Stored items

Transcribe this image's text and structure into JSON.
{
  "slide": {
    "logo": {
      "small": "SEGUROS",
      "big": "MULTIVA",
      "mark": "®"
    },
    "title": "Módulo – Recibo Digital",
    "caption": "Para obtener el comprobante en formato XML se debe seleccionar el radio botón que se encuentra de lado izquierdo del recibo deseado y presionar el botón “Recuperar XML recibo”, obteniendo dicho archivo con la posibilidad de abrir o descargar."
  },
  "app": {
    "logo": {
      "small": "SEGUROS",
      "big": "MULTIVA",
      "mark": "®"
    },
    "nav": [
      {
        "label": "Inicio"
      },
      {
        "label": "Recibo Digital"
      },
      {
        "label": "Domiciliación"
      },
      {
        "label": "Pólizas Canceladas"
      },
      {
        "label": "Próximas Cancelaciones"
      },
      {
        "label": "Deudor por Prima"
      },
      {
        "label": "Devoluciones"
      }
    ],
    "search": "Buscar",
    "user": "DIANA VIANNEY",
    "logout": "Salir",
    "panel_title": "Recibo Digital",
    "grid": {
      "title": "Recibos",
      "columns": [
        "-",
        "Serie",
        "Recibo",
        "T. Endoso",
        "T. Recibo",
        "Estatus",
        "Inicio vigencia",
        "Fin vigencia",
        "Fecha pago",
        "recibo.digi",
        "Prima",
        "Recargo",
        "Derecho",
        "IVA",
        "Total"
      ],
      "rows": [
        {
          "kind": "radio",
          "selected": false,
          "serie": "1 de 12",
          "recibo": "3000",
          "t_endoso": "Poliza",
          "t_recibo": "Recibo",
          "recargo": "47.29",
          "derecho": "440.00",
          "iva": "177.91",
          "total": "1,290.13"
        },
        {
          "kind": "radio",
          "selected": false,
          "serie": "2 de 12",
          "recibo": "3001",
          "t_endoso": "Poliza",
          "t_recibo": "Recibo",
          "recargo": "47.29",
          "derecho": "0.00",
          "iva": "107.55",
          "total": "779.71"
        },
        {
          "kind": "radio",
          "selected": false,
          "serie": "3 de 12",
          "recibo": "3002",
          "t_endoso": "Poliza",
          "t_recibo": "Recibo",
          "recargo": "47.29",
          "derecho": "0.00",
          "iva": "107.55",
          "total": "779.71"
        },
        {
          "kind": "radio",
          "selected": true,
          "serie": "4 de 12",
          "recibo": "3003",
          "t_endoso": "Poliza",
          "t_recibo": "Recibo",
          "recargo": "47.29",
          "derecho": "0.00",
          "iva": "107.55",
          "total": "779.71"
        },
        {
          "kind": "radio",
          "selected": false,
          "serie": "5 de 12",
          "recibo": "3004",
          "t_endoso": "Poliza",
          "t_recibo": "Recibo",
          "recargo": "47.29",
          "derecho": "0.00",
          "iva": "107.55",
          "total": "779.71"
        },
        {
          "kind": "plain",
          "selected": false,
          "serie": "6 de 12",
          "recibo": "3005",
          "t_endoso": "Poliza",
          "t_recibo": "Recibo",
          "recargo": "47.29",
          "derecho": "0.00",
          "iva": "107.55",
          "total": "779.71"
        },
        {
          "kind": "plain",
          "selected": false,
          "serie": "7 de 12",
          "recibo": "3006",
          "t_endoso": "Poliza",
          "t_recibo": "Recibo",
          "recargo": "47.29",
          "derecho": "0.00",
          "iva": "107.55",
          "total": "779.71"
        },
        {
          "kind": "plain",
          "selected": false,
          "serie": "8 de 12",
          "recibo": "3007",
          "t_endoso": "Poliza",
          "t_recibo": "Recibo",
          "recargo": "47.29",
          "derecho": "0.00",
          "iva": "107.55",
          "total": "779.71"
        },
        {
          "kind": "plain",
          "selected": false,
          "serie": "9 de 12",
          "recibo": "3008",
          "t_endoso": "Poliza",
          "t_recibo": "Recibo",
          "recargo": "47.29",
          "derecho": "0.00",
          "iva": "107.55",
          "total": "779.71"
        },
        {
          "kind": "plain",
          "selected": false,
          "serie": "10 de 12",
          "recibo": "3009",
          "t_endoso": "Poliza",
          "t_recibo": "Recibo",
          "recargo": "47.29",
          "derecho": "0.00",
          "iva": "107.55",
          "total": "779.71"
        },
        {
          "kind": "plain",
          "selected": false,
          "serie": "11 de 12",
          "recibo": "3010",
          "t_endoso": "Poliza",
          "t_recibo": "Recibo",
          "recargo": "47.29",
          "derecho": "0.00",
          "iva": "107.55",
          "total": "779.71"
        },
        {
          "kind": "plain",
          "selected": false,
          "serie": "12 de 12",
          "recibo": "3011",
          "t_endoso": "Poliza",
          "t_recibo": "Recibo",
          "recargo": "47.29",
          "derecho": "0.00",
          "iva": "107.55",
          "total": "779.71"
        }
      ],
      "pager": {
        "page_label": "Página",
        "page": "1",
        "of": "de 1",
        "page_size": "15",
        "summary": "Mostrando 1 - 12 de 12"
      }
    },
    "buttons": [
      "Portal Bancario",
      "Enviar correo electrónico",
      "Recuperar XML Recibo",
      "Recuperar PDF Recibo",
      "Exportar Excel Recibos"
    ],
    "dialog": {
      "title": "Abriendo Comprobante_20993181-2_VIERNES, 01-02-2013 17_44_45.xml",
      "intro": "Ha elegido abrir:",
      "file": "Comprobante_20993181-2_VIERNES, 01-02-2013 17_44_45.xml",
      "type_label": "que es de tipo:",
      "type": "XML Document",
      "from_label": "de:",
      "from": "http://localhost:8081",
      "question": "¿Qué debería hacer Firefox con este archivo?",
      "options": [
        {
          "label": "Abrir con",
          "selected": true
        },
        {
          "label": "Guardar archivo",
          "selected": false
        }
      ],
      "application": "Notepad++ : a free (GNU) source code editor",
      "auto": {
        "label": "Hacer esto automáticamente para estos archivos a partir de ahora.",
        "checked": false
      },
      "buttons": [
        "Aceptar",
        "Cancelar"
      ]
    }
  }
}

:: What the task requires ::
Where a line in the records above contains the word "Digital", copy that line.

:: Solution to this task ::
    "title": "Módulo – Recibo Digital",
        "label": "Recibo Digital"
    "panel_title": "Recibo Digital",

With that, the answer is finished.